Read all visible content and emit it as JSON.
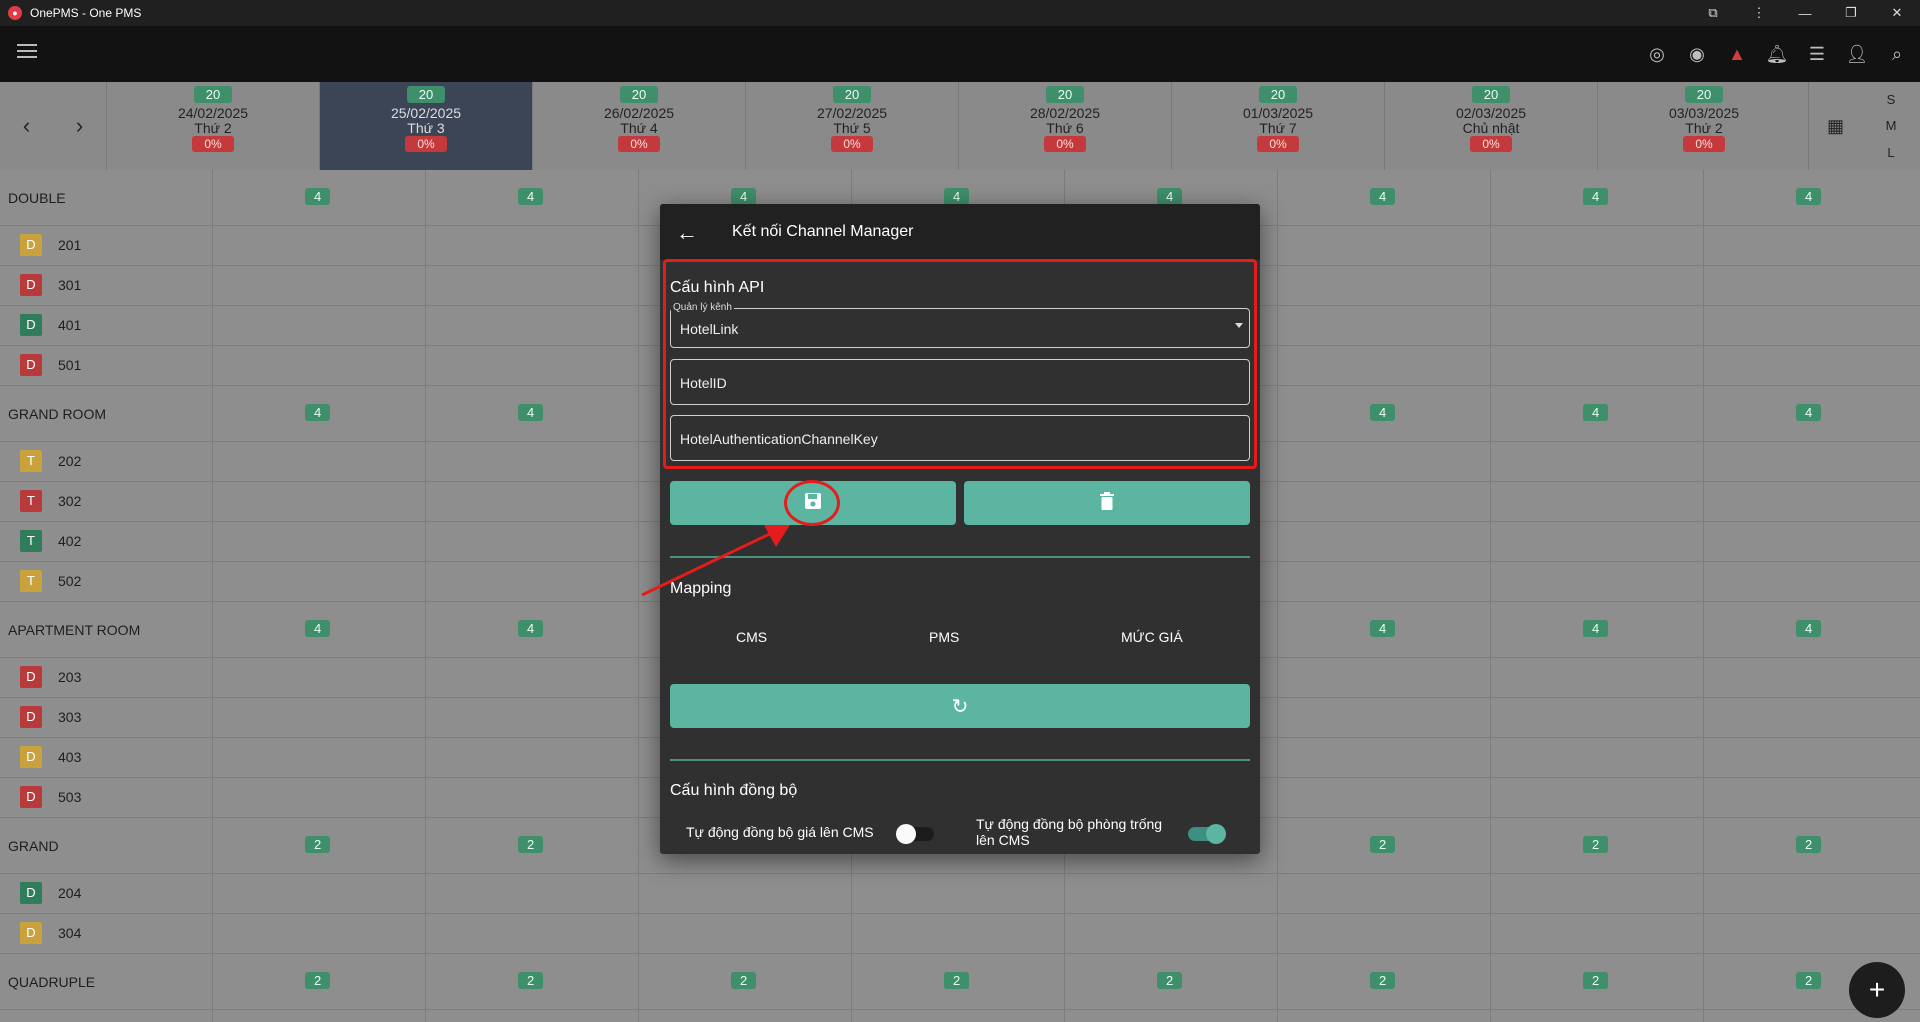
{
  "window": {
    "title": "OnePMS - One PMS"
  },
  "header": {
    "icons": [
      "sync-icon",
      "eye-icon",
      "warning-icon",
      "bell-icon",
      "list-icon",
      "add-user-icon",
      "search-icon"
    ]
  },
  "dates": [
    {
      "count": "20",
      "date": "24/02/2025",
      "weekday": "Thứ 2",
      "pct": "0%"
    },
    {
      "count": "20",
      "date": "25/02/2025",
      "weekday": "Thứ 3",
      "pct": "0%"
    },
    {
      "count": "20",
      "date": "26/02/2025",
      "weekday": "Thứ 4",
      "pct": "0%"
    },
    {
      "count": "20",
      "date": "27/02/2025",
      "weekday": "Thứ 5",
      "pct": "0%"
    },
    {
      "count": "20",
      "date": "28/02/2025",
      "weekday": "Thứ 6",
      "pct": "0%"
    },
    {
      "count": "20",
      "date": "01/03/2025",
      "weekday": "Thứ 7",
      "pct": "0%"
    },
    {
      "count": "20",
      "date": "02/03/2025",
      "weekday": "Chủ nhật",
      "pct": "0%"
    },
    {
      "count": "20",
      "date": "03/03/2025",
      "weekday": "Thứ 2",
      "pct": "0%"
    }
  ],
  "sizes": [
    "S",
    "M",
    "L"
  ],
  "categories": [
    {
      "name": "DOUBLE",
      "avail": "4",
      "rooms": [
        {
          "code": "D",
          "num": "201",
          "color": "#c9a23b"
        },
        {
          "code": "D",
          "num": "301",
          "color": "#b83a3a"
        },
        {
          "code": "D",
          "num": "401",
          "color": "#2f7d5a"
        },
        {
          "code": "D",
          "num": "501",
          "color": "#b83a3a"
        }
      ]
    },
    {
      "name": "GRAND ROOM",
      "avail": "4",
      "rooms": [
        {
          "code": "T",
          "num": "202",
          "color": "#c9a23b"
        },
        {
          "code": "T",
          "num": "302",
          "color": "#b83a3a"
        },
        {
          "code": "T",
          "num": "402",
          "color": "#2f7d5a"
        },
        {
          "code": "T",
          "num": "502",
          "color": "#c9a23b"
        }
      ]
    },
    {
      "name": "APARTMENT ROOM",
      "avail": "4",
      "rooms": [
        {
          "code": "D",
          "num": "203",
          "color": "#b83a3a"
        },
        {
          "code": "D",
          "num": "303",
          "color": "#b83a3a"
        },
        {
          "code": "D",
          "num": "403",
          "color": "#c9a23b"
        },
        {
          "code": "D",
          "num": "503",
          "color": "#b83a3a"
        }
      ]
    },
    {
      "name": "GRAND",
      "avail": "2",
      "rooms": [
        {
          "code": "D",
          "num": "204",
          "color": "#2f7d5a"
        },
        {
          "code": "D",
          "num": "304",
          "color": "#c9a23b"
        }
      ]
    },
    {
      "name": "QUADRUPLE",
      "avail": "2",
      "rooms": []
    }
  ],
  "modal": {
    "title": "Kết nối Channel Manager",
    "api_section": "Cấu hình API",
    "channel_legend": "Quản lý kênh",
    "channel_value": "HotelLink",
    "hotel_id_placeholder": "HotelID",
    "auth_key_placeholder": "HotelAuthenticationChannelKey",
    "mapping_title": "Mapping",
    "mapping_cols": [
      "CMS",
      "PMS",
      "MỨC GIÁ"
    ],
    "sync_section": "Cấu hình đồng bộ",
    "toggle_price_label": "Tự động đồng bộ giá lên CMS",
    "toggle_price_on": false,
    "toggle_room_label": "Tự động đồng bộ phòng trống lên CMS",
    "toggle_room_on": true
  },
  "colors": {
    "accent": "#5bb5a0",
    "annotation": "#e41c1c"
  }
}
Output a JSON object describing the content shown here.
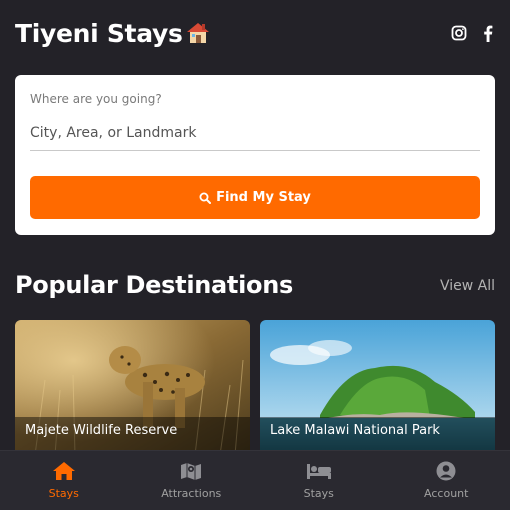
{
  "header": {
    "brand": "Tiyeni Stays",
    "brand_icon": "house-emoji",
    "social_icons": [
      "instagram-icon",
      "facebook-icon"
    ]
  },
  "search": {
    "label": "Where are you going?",
    "placeholder": "City, Area, or Landmark",
    "value": "",
    "button_label": "Find My Stay",
    "button_icon": "search-icon"
  },
  "destinations": {
    "title": "Popular Destinations",
    "view_all": "View All",
    "items": [
      {
        "name": "Majete Wildlife Reserve",
        "image": "leopard-photo"
      },
      {
        "name": "Lake Malawi National Park",
        "image": "island-lake-photo"
      }
    ]
  },
  "nav": {
    "items": [
      {
        "label": "Stays",
        "icon": "home-icon",
        "active": true
      },
      {
        "label": "Attractions",
        "icon": "map-icon",
        "active": false
      },
      {
        "label": "Stays",
        "icon": "bed-icon",
        "active": false
      },
      {
        "label": "Account",
        "icon": "account-icon",
        "active": false
      }
    ]
  },
  "colors": {
    "accent": "#ff6a00",
    "background": "#232228",
    "card": "#ffffff",
    "nav_background": "#2a2930"
  }
}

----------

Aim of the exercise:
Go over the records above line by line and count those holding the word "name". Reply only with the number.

Completed task:
7